The NHS is paying out almost £40 million a year in bonus payments to leading medics at a time of intense pressure on services.
Consultants are taking home lucrative payments of up to £75,000 a year through the system of “distinction awards” and “discretionary points”, on top of annual salaries of up to £102,000.
The payouts went up by almost £700,000 in total across Scotland last year, figures obtained under Freedom of Information laws have shown.
The biggest payouts were in Greater Glasgow and Clyde where £12.2 million was paid out in 2013/14, up by £500,000 on the previous year, while £6.6 million was paid out in Lothian.
The increase follows another stretched winter period for Scotland’s NHS which saw many patients left waiting for hours in overrun A&E departments, while waiting times targets were regularly missed. Consultants can expect to earn a basic salary of £76,000 to £102,000, depending on their level of seniority, and many already supplement this by doing operations in the private sector which the NHS does not have time to carry out.
When she was health minister in 2010, First Minister Nicola Sturgeon pledged to bring bonuses for top medics under control and is now facing calls to explain the rise.
Although “distinction awards” have come down, in line with Ms Sturgeon’s pledge, other “discretionary” payments by health boards have soared by more than £3.5 million.
Liberal Democrat health spokesman Jim Hume said: “It is right that we reward exceptional performance, and that is what we get from doctors in our NHS on a daily basis. But as with any other area of public spending, SNP ministers need to be transparent about pay awards.”
A spokeswoman for the British Medical Association (BMA) said the payments were needed to attract the “brightest and best”.
“Distinction awards and discretionary points are an important part of the NHS remuneration package.”
Pressure on the NHS has intensified as budgets are squeezed amid soaring demand, with NHS Lothian among other boards in failing to regularly hit waiting time targets of seeing 95 per cent of all patients within four hours in accident and emergency departments.
Jim Crombie, chief officer for NHS Lothian Acute Services, said: “Doctors’ terms and conditions are set nationally. This includes the discretionary points system which recognises the contribution made by senior doctors to improving services for patients.

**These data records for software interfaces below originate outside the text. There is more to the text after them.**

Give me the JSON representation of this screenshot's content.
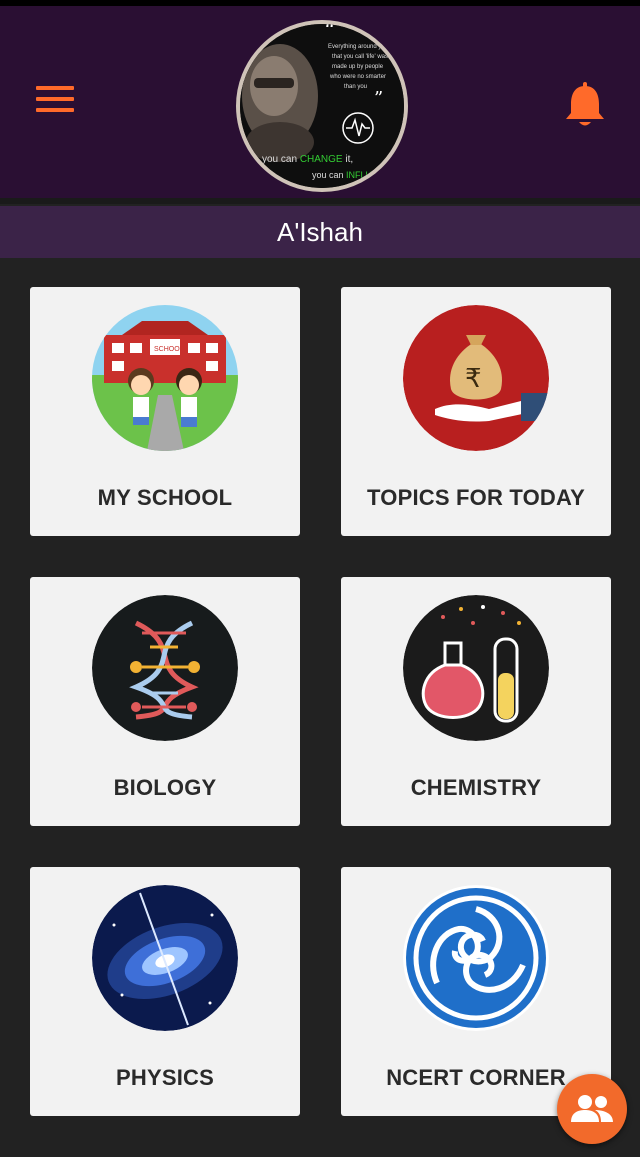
{
  "header": {
    "menu_icon": "hamburger-menu-icon",
    "notification_icon": "bell-icon",
    "avatar": {
      "quote_top": "Everything around you that you call 'life' was made up by people who were no smarter than you",
      "quote_bottom_1": "you can CHANGE it,",
      "quote_bottom_2": "you can INFLUENCE it"
    }
  },
  "user": {
    "name": "A'Ishah"
  },
  "cards": [
    {
      "label": "MY SCHOOL",
      "icon": "school-icon"
    },
    {
      "label": "TOPICS FOR TODAY",
      "icon": "money-bag-icon"
    },
    {
      "label": "BIOLOGY",
      "icon": "dna-icon"
    },
    {
      "label": "CHEMISTRY",
      "icon": "flask-icon"
    },
    {
      "label": "PHYSICS",
      "icon": "galaxy-icon"
    },
    {
      "label": "NCERT CORNER",
      "icon": "ncert-logo-icon"
    }
  ],
  "fab": {
    "icon": "group-icon"
  },
  "colors": {
    "accent": "#f26a2b",
    "header_bg": "#2a0f33",
    "namebar_bg": "#3b2348",
    "background": "#222222",
    "card_bg": "#f2f2f2"
  }
}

“We award the minimum number of discretionary points each year, as required in the national guidance issued by the Scottish Government.”